Economists, analysts and real estate experts polled by MacroMarkets are nearly evenly split on the prospect of a rebound. At least you can still get a home that includes a Ferrari.
By Mary Umberger, LA times
November 28, 2010
Optimists, pessimists and Ferraris — a compendium of real estate musings:
• Wait till next year. Or 2012. You probably shouldn’t set your heart on any significant housing recovery in 2011, Yale University economics professor Robert Shiller said.
That’s not his prediction; it’s the consensus of 109 economists, analysts and real estate experts surveyed by his financial technology firm, MacroMarkets. His panel in October was roughly evenly split between “recovery optimists,” who expect market improvement next year, and “recovery pessimists,” who don’t see a rebound coming until 2012 or later.
The optimists (Shiller isn’t one of them) predicted that home prices would increase 14% overall by 2014. If you’re looking for housing encouragement, you probably ought to stop reading, because the pessimists expect price growth of, at most, a puny 3% in that same period.
Their blended viewpoint, however, does see prices nationwide increasing 8% by 2014, or a little more than 2% annually. Not exactly the basis for handsprings, though better than some alternative scenarios.

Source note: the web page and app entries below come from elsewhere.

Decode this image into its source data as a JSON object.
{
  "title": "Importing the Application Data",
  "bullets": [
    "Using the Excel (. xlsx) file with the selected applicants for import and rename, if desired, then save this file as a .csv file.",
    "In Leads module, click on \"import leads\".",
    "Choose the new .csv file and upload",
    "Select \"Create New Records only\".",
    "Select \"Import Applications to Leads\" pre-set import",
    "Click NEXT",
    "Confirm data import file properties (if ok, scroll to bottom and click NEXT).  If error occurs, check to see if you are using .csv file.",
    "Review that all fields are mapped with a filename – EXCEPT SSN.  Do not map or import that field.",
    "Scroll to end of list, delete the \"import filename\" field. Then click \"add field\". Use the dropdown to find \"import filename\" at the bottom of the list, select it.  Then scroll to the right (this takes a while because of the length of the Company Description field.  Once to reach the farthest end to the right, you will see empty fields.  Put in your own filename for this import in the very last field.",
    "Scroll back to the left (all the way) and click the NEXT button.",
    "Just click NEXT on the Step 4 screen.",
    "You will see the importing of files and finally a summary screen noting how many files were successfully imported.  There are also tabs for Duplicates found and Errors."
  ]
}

Shiller is well known in economic circles for having called the Internet stock crash and the housing bubble long before they happened in addition to being a namesake of the widely reported Standard & Poor’s/Case-Shiller home price index. He told Kiplinger’s Personal Finance magazine recently that future mortgages ought to have “workout” wording written into them that would allow greater flexibility in modifying the loan terms to avoid foreclosure for borrowers experiencing financial hardship.
• Home buyer, start your engine. Around 2006, when the market was starting to sag, there was no shortage of homes for sale whose owners were offering to throw in a car to sweeten the deal. I remember the full automotive range, from Mini Coopers to Hummers. The cars didn’t seem to be particularly effective incentives, agents said, and they fell off the marketing map.
But Ferrari lovers, don’t give up hope: Maybe you’d just like to pretend that you own one. The owner of a Colleyville, Texas, mansion, who hopes to lease the place out the week of the 2011 Super Bowl in nearby Arlington in February, will let the renter tool around in his Ferrari F430 (or his Lamborghini Gallardo or Maserati Quattroporte) for an additional fee. The house is $45,000 for the week — or you could buy it for $2.8 million, according to the Fort Worth Star-Telegram.